The Stories We Tell Ourselves

Yesterday, while on my way to work, I witnessed an unbelievable accident!

What was the first thing that came to your mind when you read the above statement? A car accident perhaps? That would be the most common response (for people in Western cultures). But why? Is there not a plethora of options? Of course! So why does our brains jump to a conclusion before we are aware of the actual event?


Each of us has our own mental map of ‘reality’. We construct this map based on our experiences, beliefs, and perceptions of the world around us. Although it’s our natural way of making sense of the world, it can lead to misconceptions and biases if we are not careful. No matter how hard we try, it happens to the best of us. The key is to develop a check point for ourselves. This will take discipline, time, and self-awareness. However, it can be done and it can bring a whole new enlightenment to “reality”. I use the term reality loosely as we all have our own take on what reality is. OUR reality, is the world we experience and the beliefs we hold to be true.Take the below picture for example. The elephant represents the BIG picture.

However, each person is only aware of their own perspective. When asked how they would describe the elephant, they are only assessing it from their point of view and are unaware of the big picture. Sometimes, we get so caught up on trying to prove our version of reality is right, we forget to stop and listen to the view point of another.


Have you ever caught yourself creating a story in your head about an ambiguous situation? From my experience, I almost always create a negative story to accompany the situation.

For instance:

I recall the time my high school boyfriend was late coming over to hang out. I decided to give him a call to see where he was. The phone rang and rang until it finally went to his voicemail. I called again, and again, and again…. you get the point (I was a nagging girlfriend). When he didn’t answer I felt my blood pressure start to rise and my eyes begin to bulge. Then I became anxious, pacing the floor, thinking of all the things he could be doing. Did he forget? Is he seeing someone else? Who is he seeing? What are they doing? How long has this been going on? Why wasn’t I good enough?! As you can see, it progressively got worse as I added to the story line.

When he finally arrived, I was livid. I was screaming and crying mad (Please note, this was the old me. I am not this crazy person anymore). With a look of utter shock and bewilderment on his face, he went on to explain that his mom had asked him to pick up his little brother from wrestling practice. He left his phone in the car while he went in to get him, but the practice was running late. As he continued with his explanation, I started to feel like a bit of an idiot. How could I have let this get so out of hand?

I’m sure while reading this you are nodding your head and possibly cracking a smile, recalling times when you too have been subjects of the same fallacies. How do I know this? Because, if you are a human being, it has happened to you at some point in your life. How do we correct for this inherent disposition?


Pausing allows us to take the focus away from our reptilian or primal brain (which reacts much quicker than our logical problem solving brain). Why? Because it is meant to save our lives, whether that be activating our fight or flight response or defending our ego or territory. By taking a moment to analyze the situation we can begin to ask ourselves questions such as: Am I being rational? Could there be several ways of doing things aside from my own way? Where did my beliefs and values originate from and would they be different if I had a different upbringing or environment? If you answer these question honestly, you may be surprised by the answers that surface.

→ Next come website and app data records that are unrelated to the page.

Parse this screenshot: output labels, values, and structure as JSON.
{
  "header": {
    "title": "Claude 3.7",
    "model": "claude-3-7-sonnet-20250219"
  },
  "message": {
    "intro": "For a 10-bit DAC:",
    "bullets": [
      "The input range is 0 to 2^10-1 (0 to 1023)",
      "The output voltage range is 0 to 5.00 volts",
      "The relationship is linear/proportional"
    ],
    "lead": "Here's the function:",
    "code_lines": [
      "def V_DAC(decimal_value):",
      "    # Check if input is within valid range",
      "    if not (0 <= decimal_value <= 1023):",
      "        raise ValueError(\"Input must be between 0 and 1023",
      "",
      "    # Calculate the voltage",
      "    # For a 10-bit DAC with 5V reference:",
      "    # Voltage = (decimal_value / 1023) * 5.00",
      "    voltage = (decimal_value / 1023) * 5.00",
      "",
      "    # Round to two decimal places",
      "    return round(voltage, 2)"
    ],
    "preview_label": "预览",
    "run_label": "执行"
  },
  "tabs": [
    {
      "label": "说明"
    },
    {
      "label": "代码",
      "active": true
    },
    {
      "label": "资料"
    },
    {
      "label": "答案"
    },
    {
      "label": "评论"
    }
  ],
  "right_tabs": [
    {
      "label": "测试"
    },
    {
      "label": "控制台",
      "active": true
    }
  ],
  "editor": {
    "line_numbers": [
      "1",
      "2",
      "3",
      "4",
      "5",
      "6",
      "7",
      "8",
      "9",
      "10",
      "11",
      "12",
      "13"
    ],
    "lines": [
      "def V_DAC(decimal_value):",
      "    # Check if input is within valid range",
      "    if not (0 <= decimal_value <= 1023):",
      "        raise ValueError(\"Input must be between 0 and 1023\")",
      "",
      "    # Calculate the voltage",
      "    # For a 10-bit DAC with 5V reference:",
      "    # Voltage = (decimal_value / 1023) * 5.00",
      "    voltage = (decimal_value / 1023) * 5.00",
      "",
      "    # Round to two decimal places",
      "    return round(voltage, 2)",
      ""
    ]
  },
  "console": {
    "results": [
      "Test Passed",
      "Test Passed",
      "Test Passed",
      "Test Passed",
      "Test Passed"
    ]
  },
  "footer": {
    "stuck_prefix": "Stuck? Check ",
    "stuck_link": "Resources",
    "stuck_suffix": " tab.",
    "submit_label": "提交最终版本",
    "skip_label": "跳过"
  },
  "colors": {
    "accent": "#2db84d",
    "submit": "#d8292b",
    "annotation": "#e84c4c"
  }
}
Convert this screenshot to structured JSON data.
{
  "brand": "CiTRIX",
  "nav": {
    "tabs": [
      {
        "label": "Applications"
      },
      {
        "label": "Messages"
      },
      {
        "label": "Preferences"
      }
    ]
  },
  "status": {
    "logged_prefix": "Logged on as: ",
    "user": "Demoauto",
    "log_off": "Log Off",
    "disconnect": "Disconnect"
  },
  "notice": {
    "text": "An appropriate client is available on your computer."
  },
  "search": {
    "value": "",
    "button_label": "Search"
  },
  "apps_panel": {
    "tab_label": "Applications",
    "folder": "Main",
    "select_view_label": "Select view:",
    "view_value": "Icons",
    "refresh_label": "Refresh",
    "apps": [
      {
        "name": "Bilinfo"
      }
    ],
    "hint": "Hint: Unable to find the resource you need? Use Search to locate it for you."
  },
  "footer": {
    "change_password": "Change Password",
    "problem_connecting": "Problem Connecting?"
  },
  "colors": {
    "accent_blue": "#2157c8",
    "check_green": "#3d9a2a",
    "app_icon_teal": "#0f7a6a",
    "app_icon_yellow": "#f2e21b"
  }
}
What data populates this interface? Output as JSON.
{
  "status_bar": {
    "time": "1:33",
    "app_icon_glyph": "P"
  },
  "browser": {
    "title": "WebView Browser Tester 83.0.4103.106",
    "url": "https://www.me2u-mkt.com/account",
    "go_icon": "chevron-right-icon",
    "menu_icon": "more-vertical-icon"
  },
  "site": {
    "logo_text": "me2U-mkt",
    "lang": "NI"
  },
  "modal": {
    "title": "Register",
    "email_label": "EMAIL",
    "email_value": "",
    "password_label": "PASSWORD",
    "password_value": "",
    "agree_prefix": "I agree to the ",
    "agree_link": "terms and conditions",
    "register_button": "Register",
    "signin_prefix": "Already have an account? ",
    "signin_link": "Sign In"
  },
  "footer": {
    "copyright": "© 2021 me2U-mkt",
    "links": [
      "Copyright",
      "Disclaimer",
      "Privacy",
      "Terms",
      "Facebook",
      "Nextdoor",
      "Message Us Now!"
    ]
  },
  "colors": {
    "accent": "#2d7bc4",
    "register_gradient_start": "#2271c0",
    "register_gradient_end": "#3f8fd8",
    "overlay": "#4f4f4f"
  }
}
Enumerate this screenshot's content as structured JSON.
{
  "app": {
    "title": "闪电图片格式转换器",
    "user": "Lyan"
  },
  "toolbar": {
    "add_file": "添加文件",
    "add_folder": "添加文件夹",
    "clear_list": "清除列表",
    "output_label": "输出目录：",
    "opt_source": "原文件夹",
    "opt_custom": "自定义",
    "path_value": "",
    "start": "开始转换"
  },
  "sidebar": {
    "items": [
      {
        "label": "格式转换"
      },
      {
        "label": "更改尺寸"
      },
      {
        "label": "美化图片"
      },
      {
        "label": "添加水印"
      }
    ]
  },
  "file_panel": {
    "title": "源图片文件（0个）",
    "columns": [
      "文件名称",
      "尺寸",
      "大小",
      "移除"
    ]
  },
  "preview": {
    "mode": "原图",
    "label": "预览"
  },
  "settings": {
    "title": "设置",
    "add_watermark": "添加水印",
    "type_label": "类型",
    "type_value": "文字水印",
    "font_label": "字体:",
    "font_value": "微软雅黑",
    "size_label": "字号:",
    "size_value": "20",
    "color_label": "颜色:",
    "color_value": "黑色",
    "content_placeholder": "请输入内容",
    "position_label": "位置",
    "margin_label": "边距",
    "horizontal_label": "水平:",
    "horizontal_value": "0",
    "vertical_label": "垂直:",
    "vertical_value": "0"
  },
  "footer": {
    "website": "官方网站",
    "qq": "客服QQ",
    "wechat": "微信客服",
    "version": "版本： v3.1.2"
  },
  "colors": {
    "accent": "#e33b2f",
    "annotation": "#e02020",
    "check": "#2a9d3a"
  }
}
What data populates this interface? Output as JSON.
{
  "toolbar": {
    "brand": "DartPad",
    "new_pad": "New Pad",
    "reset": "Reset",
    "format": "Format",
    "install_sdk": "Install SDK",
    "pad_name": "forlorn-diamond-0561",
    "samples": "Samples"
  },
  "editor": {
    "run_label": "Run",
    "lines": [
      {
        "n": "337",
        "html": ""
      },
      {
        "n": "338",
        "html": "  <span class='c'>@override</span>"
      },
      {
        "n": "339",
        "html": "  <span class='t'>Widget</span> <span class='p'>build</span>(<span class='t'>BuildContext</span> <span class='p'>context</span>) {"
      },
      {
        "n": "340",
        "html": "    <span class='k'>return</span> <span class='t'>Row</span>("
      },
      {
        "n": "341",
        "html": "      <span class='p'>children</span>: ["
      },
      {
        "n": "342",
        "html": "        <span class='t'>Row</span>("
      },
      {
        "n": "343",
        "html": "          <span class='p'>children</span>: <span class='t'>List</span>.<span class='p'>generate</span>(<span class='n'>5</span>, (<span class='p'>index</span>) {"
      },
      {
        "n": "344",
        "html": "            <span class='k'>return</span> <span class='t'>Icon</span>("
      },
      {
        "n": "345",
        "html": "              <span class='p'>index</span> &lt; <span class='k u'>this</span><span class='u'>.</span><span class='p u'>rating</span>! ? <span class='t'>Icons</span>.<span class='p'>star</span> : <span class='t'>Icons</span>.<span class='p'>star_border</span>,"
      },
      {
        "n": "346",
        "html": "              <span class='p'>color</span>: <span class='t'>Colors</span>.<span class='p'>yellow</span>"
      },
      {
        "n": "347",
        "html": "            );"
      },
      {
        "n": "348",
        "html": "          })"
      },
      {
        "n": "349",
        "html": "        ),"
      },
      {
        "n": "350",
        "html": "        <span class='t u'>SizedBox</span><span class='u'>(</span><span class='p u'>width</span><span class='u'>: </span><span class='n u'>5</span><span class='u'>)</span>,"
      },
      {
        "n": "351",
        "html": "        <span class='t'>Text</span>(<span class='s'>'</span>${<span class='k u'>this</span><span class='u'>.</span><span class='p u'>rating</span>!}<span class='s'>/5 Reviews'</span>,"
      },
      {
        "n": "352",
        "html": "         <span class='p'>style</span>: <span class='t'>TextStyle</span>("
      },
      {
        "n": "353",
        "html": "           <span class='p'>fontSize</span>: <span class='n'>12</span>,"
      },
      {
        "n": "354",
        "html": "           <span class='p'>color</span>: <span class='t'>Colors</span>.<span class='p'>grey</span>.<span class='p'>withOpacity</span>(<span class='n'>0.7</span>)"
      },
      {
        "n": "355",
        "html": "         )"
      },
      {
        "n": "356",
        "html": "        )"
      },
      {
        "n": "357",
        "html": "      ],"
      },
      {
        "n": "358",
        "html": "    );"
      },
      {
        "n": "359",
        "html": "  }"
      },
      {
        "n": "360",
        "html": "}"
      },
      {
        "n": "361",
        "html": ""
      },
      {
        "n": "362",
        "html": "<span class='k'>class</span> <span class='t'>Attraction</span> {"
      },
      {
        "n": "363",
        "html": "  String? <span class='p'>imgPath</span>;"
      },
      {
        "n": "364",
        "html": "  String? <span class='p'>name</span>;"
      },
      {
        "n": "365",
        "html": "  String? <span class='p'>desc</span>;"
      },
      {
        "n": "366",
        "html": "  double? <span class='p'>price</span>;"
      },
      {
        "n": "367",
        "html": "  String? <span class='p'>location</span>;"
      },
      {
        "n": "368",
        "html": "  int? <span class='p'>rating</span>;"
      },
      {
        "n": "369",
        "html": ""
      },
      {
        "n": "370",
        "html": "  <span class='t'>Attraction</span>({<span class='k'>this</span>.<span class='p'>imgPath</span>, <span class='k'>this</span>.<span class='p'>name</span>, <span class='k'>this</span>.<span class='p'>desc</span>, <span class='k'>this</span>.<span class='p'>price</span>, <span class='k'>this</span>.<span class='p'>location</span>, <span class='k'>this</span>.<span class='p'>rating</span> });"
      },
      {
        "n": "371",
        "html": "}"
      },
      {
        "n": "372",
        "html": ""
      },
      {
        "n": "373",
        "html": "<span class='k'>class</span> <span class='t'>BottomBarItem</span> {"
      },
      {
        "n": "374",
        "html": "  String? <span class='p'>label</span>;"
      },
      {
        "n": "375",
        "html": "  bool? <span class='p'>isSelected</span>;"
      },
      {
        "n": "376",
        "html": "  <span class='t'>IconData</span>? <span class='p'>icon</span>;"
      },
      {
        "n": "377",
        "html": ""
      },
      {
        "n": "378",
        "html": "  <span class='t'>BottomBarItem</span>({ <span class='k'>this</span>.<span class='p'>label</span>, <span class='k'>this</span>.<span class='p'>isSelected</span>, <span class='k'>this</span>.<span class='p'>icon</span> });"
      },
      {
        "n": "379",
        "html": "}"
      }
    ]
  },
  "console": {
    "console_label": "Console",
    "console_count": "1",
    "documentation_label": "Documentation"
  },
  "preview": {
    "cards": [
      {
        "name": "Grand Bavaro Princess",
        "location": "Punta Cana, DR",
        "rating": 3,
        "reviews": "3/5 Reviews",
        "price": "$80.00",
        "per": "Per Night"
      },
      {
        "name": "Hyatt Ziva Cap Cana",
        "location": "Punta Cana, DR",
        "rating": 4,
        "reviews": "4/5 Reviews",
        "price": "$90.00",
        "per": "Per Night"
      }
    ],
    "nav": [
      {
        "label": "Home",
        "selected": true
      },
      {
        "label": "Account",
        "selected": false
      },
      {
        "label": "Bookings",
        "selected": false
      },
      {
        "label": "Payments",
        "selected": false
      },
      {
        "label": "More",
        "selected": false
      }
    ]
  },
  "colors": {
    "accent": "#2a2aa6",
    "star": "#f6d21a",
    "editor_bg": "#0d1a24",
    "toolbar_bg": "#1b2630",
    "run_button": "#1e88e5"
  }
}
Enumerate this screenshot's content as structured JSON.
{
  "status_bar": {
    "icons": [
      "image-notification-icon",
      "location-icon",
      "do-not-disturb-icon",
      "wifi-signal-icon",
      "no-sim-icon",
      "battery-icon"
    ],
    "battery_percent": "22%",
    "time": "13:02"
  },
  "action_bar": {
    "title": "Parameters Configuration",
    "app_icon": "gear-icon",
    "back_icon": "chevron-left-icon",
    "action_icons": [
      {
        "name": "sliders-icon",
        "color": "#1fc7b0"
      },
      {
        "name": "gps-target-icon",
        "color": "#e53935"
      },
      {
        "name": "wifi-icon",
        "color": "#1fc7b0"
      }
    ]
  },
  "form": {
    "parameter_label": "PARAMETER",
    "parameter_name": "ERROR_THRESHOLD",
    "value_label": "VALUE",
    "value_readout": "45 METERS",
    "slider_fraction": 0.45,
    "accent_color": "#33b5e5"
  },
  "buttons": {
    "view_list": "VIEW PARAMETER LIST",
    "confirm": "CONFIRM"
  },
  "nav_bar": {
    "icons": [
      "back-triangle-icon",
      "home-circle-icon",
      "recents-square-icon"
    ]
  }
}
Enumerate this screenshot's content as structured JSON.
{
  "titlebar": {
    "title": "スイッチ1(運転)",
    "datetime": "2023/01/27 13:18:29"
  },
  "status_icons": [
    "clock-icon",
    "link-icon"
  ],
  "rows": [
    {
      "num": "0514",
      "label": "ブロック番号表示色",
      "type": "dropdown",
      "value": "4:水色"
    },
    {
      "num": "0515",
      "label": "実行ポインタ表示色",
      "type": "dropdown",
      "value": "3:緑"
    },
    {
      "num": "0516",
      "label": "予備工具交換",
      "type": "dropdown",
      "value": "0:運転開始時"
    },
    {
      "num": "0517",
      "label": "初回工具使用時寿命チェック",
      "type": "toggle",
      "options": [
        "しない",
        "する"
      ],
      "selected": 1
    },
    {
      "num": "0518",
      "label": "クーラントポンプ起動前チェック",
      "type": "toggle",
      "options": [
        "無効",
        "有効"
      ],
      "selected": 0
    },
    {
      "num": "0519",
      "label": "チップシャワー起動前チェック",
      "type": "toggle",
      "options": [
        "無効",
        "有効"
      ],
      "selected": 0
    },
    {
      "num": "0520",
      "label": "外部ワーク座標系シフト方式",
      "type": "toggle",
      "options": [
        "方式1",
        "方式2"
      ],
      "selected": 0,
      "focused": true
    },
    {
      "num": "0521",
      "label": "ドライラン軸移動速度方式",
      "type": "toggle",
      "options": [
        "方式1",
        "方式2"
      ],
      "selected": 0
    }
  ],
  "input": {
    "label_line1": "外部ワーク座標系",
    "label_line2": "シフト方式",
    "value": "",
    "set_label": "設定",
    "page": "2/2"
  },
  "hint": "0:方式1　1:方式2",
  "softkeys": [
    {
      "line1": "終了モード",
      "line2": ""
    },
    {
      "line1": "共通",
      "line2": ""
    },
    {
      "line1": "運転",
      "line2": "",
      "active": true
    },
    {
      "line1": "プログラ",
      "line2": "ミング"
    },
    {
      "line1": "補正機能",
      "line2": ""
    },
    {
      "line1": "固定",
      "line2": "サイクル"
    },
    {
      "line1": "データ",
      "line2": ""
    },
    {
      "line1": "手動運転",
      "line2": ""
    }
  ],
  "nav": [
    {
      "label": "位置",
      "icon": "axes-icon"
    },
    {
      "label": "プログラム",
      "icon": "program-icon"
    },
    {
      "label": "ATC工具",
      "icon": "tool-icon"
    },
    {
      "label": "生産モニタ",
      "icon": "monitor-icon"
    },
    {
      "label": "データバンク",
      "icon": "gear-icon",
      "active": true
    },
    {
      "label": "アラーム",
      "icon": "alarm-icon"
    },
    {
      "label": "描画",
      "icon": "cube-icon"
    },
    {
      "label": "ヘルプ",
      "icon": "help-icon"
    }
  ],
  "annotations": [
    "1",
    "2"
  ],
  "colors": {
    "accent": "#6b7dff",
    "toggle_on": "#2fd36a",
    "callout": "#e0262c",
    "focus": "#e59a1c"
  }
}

Reflection can be very humbling. As humans, we are creatures of habit. It’s not always easy to create a habit or break a habit. I can recall many times where I said or did something I swore I would never do again, only to find myself doing it again, swearing (yet again) I would never do it again. When we take the time to reflect on our history of thoughts, behaviors, beliefs, mindset, or actions we start to see a pattern emerge. The first process in change is making ourselves aware of these habits and how they are impacting our lives and the lives of those around us.

Correcting for bad habits or negative mindset takes time. However, I can guarantee if you stay vigilant, take the time to be open to other possibilities, and be humble and honest with yourself, the stories you tell yourself will begin to change and your map of the world enriched and expanded.

#perception #stayopenminded #mindset #emotionalintelligence

  • Spotify
  • Amazon
  • Facebook
  • RSS
  • YouTube
  • LinkedIn

©2019 by Catalyst 4 Change LLC. Proudly created with